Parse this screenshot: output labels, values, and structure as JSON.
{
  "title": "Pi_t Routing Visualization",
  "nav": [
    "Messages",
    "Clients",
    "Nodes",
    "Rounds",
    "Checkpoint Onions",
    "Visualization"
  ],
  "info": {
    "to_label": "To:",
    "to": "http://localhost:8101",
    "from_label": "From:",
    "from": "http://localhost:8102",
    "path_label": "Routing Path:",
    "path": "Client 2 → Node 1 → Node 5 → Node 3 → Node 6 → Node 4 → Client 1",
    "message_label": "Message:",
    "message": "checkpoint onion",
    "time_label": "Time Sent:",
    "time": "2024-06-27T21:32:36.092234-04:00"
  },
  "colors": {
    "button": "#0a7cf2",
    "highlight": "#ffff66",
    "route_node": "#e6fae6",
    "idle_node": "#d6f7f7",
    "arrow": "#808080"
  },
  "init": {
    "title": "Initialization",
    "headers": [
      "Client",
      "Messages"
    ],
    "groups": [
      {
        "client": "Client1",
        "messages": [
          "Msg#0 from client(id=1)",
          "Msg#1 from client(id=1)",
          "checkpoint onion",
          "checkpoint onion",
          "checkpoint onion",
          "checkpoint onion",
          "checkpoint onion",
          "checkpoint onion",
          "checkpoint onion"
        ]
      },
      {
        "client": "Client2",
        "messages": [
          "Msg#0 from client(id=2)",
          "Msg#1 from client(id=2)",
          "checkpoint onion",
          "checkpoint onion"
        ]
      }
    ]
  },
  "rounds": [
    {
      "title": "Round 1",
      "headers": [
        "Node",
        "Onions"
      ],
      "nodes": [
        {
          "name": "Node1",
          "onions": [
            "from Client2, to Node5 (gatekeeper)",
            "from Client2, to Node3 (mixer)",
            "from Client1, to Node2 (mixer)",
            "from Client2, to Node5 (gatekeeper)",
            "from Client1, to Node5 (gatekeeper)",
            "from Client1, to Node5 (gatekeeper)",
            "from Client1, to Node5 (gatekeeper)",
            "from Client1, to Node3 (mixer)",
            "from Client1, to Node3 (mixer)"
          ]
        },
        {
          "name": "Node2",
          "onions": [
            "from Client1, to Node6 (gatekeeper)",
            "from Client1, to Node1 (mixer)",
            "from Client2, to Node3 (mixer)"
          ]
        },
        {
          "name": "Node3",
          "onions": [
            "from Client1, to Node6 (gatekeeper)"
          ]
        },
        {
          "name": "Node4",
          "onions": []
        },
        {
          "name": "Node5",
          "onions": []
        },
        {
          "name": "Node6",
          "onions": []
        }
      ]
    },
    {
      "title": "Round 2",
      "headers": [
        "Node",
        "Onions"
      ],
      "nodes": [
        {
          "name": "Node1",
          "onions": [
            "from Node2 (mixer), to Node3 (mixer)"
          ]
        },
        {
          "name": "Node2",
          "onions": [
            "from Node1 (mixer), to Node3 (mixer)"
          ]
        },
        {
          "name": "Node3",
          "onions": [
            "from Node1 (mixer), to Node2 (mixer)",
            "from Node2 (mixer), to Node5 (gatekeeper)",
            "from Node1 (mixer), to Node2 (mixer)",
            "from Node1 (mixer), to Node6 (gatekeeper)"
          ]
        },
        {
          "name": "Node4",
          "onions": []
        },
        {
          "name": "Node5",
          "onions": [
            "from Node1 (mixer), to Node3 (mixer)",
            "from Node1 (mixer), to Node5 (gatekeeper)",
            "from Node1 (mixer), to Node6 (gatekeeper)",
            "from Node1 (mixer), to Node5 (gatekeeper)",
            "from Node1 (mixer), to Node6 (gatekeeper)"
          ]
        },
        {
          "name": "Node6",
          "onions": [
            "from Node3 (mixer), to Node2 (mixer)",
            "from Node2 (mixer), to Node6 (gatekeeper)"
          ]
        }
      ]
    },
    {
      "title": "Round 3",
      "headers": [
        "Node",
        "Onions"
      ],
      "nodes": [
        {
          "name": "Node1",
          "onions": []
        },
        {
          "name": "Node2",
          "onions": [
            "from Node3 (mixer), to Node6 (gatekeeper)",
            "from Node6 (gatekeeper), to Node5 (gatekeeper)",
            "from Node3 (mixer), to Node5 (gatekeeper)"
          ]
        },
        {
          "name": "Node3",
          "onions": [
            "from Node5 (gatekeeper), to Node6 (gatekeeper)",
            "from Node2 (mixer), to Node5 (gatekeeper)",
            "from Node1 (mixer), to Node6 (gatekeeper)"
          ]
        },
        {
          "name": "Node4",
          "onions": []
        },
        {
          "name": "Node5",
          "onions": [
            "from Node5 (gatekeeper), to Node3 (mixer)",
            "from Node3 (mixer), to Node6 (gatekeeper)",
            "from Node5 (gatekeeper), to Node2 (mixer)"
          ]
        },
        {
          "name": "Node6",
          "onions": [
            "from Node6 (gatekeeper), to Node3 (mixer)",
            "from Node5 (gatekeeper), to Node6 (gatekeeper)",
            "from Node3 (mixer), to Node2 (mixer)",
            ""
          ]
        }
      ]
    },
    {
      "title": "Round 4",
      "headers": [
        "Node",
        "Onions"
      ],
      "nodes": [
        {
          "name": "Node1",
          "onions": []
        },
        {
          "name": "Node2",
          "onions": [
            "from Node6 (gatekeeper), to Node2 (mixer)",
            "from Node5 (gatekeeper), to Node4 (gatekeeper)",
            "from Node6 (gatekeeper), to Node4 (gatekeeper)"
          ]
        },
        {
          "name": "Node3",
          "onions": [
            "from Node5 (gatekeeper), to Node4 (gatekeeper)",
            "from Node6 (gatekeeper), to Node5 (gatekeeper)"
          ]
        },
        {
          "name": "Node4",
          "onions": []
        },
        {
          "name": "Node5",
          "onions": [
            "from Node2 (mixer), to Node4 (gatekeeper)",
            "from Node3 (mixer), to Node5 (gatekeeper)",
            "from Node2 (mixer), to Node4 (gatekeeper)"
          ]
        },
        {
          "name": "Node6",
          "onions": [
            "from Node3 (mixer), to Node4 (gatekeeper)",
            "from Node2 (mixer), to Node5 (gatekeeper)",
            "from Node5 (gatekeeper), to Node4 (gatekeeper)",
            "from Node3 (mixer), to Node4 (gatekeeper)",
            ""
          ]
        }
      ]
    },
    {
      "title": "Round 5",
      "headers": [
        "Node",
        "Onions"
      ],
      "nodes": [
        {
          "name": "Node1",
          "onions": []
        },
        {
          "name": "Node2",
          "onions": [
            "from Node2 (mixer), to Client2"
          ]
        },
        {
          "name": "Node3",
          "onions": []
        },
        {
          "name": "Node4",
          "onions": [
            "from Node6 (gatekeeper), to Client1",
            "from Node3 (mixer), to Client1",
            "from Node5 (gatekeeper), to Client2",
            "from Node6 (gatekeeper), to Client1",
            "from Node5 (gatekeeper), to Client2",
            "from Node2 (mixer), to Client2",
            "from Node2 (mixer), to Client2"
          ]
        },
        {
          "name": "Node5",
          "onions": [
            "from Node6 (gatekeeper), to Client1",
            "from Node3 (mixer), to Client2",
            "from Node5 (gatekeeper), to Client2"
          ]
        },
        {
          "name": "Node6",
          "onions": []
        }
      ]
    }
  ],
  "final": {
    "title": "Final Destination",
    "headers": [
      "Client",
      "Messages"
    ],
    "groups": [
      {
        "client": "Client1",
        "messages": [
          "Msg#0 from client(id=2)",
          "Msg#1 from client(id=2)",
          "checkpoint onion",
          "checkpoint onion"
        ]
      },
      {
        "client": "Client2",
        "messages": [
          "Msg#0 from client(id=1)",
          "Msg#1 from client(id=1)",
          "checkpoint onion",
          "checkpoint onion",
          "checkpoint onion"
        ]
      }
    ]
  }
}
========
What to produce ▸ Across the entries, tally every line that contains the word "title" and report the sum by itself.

Solution to this exercise ▸ 8